Archive for March, 2014
The National Alliance to End Homelessness claims on any night in the United States 640,000 people experience homelessness. To better understand “Homeless” we must first define the term. That is not an easy task because homelessness is a complicated issue. Certain criteria must be met for a person to be considered homeless. To best define the term in simple words, homelessness means an individual or family must sleep in a structure not suitable for human habitation, such as cars, sidewalks, parks or abandoned buildings. This also includes individuals who are scheduled to be released from an intuition, treatment program, or hospital within 30 days and no plan for housing in place. This definition is brief at best. For a more information you can go to the US Department of Health and Human Services website.
We can’t talk about the topic of homelessness without first mentioning the Homeless American Veteran.
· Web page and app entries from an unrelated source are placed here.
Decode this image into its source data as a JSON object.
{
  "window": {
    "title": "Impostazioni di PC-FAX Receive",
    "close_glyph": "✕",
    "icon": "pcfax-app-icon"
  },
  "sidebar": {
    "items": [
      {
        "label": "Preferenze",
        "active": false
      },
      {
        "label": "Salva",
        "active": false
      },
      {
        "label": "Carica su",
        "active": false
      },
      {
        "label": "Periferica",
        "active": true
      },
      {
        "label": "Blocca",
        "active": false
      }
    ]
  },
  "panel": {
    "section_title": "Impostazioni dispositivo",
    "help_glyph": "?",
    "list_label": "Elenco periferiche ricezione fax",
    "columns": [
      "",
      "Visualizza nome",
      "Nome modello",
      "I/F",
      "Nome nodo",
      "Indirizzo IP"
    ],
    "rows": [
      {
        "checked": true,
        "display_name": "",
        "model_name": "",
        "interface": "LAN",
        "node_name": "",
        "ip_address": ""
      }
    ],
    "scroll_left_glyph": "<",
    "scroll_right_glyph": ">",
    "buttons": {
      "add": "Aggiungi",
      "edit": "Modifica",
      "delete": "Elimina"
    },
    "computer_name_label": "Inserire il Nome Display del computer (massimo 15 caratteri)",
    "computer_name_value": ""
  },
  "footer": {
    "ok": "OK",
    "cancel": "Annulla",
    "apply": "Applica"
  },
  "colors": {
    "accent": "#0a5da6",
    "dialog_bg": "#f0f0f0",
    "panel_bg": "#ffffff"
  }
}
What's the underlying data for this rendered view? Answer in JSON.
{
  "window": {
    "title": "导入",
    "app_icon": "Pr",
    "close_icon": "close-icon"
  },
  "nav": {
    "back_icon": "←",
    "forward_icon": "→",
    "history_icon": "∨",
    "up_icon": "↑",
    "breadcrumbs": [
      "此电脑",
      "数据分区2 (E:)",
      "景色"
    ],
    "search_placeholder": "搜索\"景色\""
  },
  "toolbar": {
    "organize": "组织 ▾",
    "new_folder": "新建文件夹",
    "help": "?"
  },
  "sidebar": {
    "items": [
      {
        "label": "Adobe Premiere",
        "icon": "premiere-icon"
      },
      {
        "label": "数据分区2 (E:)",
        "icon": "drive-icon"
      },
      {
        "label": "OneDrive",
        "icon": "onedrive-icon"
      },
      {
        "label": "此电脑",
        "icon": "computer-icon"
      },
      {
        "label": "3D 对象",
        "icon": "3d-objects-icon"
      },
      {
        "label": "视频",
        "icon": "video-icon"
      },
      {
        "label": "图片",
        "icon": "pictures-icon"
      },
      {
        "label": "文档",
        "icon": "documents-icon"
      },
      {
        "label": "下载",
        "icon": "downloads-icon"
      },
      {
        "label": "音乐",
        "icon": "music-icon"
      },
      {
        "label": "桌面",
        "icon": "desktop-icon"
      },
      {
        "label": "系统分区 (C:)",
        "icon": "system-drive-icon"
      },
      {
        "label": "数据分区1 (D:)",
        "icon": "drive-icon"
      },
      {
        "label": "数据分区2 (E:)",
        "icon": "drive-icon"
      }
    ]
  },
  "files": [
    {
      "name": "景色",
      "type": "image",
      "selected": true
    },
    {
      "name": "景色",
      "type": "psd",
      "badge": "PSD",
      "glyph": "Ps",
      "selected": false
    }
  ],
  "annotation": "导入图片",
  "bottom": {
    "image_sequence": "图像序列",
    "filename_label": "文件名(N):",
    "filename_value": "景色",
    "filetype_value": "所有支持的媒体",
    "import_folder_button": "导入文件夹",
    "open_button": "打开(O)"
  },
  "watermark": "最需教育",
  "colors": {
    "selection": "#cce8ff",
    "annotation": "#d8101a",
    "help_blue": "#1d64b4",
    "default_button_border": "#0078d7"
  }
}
The US Department of Housing and Urban Development reports close to 60,000 veterans are homeless. Nearly half of them served in Vietnam. Many other homeless veterans have served in World War II, the Korean War, Cold War, Vietnam War, Grenada, Panama, Lebanon, Persian Gulf War, Afghanistan and Iraq, and the military’s anti-drug cultivation efforts in South America. At this point in time, younger homeless veterans make up about eight per cent of the homeless veteran population, but that number is increasing.
There are several circumstances that cause homelessness, but those who become homeless fall into one of two categories; transitional and chronic. It’s estimated that the chronically homeless make up the largest portion of America’s homeless population. The majority of these individuals surfer from some type of mental health issue. Mental health also includes addiction.
Those who are transitional homeless are currently experiencing homelessness for the first time and make up smaller number of America’s homeless. On average, they can regain some type of suitable housing within 12 to 18 months. One of their biggest challenges is trying to not look homeless. It is typical for them to bathe in public restrooms to prepare for appointments and job interviews. This segment of America’s homeless population has the ability to be retrained and acquire marketable skills.
While those who are transitional homeless make every attempt to not look homeless, those who are chronically homeless are highly visible on American streets and present with the biggest challenge in attempting to overcome homelessness. These individuals need additional resources that would include some form of treatment to address issues that made them homeless. It is important that our society address the issue of the chronically homeless, but if we also turn attention to the transitional homeless with a different goal in mind, we could reduce homeless statistics and better improve America’s standing in the world in manufacturing and technology.
There is no doubt the United States needs to retrain its workforce. Once a world leader in manufacturing, America now trails behind several other countries. It doesn’t take a rocket scientist to figure out that America imports more than it exports. America needs to develop and manufacture products the world needs and we have the potential to do that.
Here is just one example of an opportunity the United States has to increase manufacturing and technology within its own borders; Rare Earth Metals are used for making anything electronic from cell phones to TVs. The continental United States has about 14 rare earth mines, some of the largest deposits of rare earth metals in the world are right here. Once we mine rare earth metals, the United States has to ship them to China to be manufactured because we don’t know how. Yet we have so many people who have the ability and desperately want to be retrained and gain long-term employment.
Addressing the Homeless issue in America will require more than a quick fix because it is a complicated issue. However, it is possible to significantly reduce homeless statistics in general if we create resources for those who have the ability to be retained. We can’t expect the government to do all of the work; we must also look to American corporations to institute programs, maybe even with tax incentives, which will hire and re-train the American worker. “Investing in America” is not just a cliché. It appears we have not been doing that lately and look where we are.
This proposal of identifying the employable segment of our population and retraining them with marketable skills is not a new concept; America has done this before with a high degree of success. We must look at our history and examine those programs that did work to re-employ people, update them and make them adoptable to the needs of a modern-day economy, and reinstitute them. When we Americans reduce our homeless population, we will strengthen our middle class and enhance our own sustainably.